**WHAT YOU ARE ASKED TO DO:** Would you set down each line of the data below exactly?

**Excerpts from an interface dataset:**
§

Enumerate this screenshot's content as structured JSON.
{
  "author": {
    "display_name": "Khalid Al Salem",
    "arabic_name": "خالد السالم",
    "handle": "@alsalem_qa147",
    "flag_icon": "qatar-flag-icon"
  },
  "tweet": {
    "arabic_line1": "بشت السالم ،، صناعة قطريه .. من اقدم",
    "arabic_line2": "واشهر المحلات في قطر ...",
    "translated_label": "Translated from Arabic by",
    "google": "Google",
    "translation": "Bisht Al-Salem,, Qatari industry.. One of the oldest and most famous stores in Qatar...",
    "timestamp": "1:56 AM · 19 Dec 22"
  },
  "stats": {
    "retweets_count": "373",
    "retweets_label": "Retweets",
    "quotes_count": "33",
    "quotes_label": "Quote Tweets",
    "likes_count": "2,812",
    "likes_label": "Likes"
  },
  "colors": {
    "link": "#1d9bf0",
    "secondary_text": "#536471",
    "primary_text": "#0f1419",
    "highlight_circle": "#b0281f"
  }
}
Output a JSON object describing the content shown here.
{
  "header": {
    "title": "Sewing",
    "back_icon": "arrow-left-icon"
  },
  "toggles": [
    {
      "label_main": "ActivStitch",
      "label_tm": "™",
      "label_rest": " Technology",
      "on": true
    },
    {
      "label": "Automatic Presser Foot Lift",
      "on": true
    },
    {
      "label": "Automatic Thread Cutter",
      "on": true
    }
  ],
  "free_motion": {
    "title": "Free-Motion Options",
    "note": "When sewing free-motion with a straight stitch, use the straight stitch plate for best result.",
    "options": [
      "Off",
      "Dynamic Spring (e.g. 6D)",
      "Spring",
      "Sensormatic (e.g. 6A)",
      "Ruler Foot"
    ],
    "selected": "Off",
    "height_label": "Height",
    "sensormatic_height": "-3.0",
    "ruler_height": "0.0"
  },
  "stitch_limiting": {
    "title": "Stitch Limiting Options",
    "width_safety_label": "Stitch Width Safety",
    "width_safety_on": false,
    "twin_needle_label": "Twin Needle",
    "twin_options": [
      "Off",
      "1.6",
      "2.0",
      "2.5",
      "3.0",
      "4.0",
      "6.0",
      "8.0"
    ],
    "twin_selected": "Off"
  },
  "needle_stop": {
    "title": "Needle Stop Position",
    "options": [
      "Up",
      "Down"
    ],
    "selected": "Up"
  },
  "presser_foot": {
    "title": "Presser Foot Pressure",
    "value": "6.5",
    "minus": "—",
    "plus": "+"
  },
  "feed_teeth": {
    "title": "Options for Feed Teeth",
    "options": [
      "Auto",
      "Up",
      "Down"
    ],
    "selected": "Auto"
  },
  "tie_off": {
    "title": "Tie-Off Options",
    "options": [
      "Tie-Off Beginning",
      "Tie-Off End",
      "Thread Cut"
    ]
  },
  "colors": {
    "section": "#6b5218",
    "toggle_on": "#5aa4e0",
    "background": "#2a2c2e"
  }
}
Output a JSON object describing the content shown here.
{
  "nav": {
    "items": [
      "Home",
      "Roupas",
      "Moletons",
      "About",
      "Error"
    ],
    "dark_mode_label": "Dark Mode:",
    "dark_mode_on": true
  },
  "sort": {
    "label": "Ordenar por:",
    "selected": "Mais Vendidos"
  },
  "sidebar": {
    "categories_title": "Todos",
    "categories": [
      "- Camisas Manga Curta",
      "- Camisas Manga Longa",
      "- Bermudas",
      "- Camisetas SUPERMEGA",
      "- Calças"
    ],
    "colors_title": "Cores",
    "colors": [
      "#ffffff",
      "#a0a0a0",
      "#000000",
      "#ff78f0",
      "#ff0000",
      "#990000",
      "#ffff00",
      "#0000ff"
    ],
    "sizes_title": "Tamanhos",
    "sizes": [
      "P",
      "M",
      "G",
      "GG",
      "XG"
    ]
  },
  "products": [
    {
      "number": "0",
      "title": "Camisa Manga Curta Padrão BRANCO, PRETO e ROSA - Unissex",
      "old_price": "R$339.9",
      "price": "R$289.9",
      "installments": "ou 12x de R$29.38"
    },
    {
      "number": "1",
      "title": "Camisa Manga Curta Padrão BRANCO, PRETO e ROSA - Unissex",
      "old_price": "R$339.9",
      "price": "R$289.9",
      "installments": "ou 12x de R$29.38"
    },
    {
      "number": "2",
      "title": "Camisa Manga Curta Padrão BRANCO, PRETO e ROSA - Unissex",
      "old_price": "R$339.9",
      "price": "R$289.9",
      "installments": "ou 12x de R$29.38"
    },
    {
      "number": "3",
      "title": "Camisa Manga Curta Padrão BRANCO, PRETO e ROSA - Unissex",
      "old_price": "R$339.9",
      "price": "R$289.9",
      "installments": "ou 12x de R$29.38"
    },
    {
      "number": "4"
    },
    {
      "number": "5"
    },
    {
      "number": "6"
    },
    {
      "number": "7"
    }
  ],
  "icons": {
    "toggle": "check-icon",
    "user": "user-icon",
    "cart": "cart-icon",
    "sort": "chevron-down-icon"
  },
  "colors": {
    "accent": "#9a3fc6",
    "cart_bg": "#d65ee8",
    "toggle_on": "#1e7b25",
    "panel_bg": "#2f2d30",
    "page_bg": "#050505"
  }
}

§

**FINISHED EXERCISE:**
Enumerate this screenshot's content as structured JSON.
{
  "author": {
    "display_name": "Khalid Al Salem",
    "arabic_name": "خالد السالم",
    "handle": "@alsalem_qa147",
    "flag_icon": "qatar-flag-icon"
  },
  "tweet": {
    "arabic_line1": "بشت السالم ،، صناعة قطريه .. من اقدم",
    "arabic_line2": "واشهر المحلات في قطر ...",
    "translated_label": "Translated from Arabic by",
    "google": "Google",
    "translation": "Bisht Al-Salem,, Qatari industry.. One of the oldest and most famous stores in Qatar...",
    "timestamp": "1:56 AM · 19 Dec 22"
  },
  "stats": {
    "retweets_count": "373",
    "retweets_label": "Retweets",
    "quotes_count": "33",
    "quotes_label": "Quote Tweets",
    "likes_count": "2,812",
    "likes_label": "Likes"
  },
  "colors": {
    "link": "#1d9bf0",
    "secondary_text": "#536471",
    "primary_text": "#0f1419",
    "highlight_circle": "#b0281f"
  }
}
Output a JSON object describing the content shown here.
{
  "header": {
    "title": "Sewing",
    "back_icon": "arrow-left-icon"
  },
  "toggles": [
    {
      "label_main": "ActivStitch",
      "label_tm": "™",
      "label_rest": " Technology",
      "on": true
    },
    {
      "label": "Automatic Presser Foot Lift",
      "on": true
    },
    {
      "label": "Automatic Thread Cutter",
      "on": true
    }
  ],
  "free_motion": {
    "title": "Free-Motion Options",
    "note": "When sewing free-motion with a straight stitch, use the straight stitch plate for best result.",
    "options": [
      "Off",
      "Dynamic Spring (e.g. 6D)",
      "Spring",
      "Sensormatic (e.g. 6A)",
      "Ruler Foot"
    ],
    "selected": "Off",
    "height_label": "Height",
    "sensormatic_height": "-3.0",
    "ruler_height": "0.0"
  },
  "stitch_limiting": {
    "title": "Stitch Limiting Options",
    "width_safety_label": "Stitch Width Safety",
    "width_safety_on": false,
    "twin_needle_label": "Twin Needle",
    "twin_options": [
      "Off",
      "1.6",
      "2.0",
      "2.5",
      "3.0",
      "4.0",
      "6.0",
      "8.0"
    ],
    "twin_selected": "Off"
  },
  "needle_stop": {
    "title": "Needle Stop Position",
    "options": [
      "Up",
      "Down"
    ],
    "selected": "Up"
  },
  "presser_foot": {
    "title": "Presser Foot Pressure",
    "value": "6.5",
    "minus": "—",
    "plus": "+"
  },
  "feed_teeth": {
    "title": "Options for Feed Teeth",
    "options": [
      "Auto",
      "Up",
      "Down"
    ],
    "selected": "Auto"
  },
  "tie_off": {
    "title": "Tie-Off Options",
    "options": [
      "Tie-Off Beginning",
      "Tie-Off End",
      "Thread Cut"
    ]
  },
  "colors": {
    "section": "#6b5218",
    "toggle_on": "#5aa4e0",
    "background": "#2a2c2e"
  }
}
Output a JSON object describing the content shown here.
{
  "nav": {
    "items": [
      "Home",
      "Roupas",
      "Moletons",
      "About",
      "Error"
    ],
    "dark_mode_label": "Dark Mode:",
    "dark_mode_on": true
  },
  "sort": {
    "label": "Ordenar por:",
    "selected": "Mais Vendidos"
  },
  "sidebar": {
    "categories_title": "Todos",
    "categories": [
      "- Camisas Manga Curta",
      "- Camisas Manga Longa",
      "- Bermudas",
      "- Camisetas SUPERMEGA",
      "- Calças"
    ],
    "colors_title": "Cores",
    "colors": [
      "#ffffff",
      "#a0a0a0",
      "#000000",
      "#ff78f0",
      "#ff0000",
      "#990000",
      "#ffff00",
      "#0000ff"
    ],
    "sizes_title": "Tamanhos",
    "sizes": [
      "P",
      "M",
      "G",
      "GG",
      "XG"
    ]
  },
  "products": [
    {
      "number": "0",
      "title": "Camisa Manga Curta Padrão BRANCO, PRETO e ROSA - Unissex",
      "old_price": "R$339.9",
      "price": "R$289.9",
      "installments": "ou 12x de R$29.38"
    },
    {
      "number": "1",
      "title": "Camisa Manga Curta Padrão BRANCO, PRETO e ROSA - Unissex",
      "old_price": "R$339.9",
      "price": "R$289.9",
      "installments": "ou 12x de R$29.38"
    },
    {
      "number": "2",
      "title": "Camisa Manga Curta Padrão BRANCO, PRETO e ROSA - Unissex",
      "old_price": "R$339.9",
      "price": "R$289.9",
      "installments": "ou 12x de R$29.38"
    },
    {
      "number": "3",
      "title": "Camisa Manga Curta Padrão BRANCO, PRETO e ROSA - Unissex",
      "old_price": "R$339.9",
      "price": "R$289.9",
      "installments": "ou 12x de R$29.38"
    },
    {
      "number": "4"
    },
    {
      "number": "5"
    },
    {
      "number": "6"
    },
    {
      "number": "7"
    }
  ],
  "icons": {
    "toggle": "check-icon",
    "user": "user-icon",
    "cart": "cart-icon",
    "sort": "chevron-down-icon"
  },
  "colors": {
    "accent": "#9a3fc6",
    "cart_bg": "#d65ee8",
    "toggle_on": "#1e7b25",
    "panel_bg": "#2f2d30",
    "page_bg": "#050505"
  }
}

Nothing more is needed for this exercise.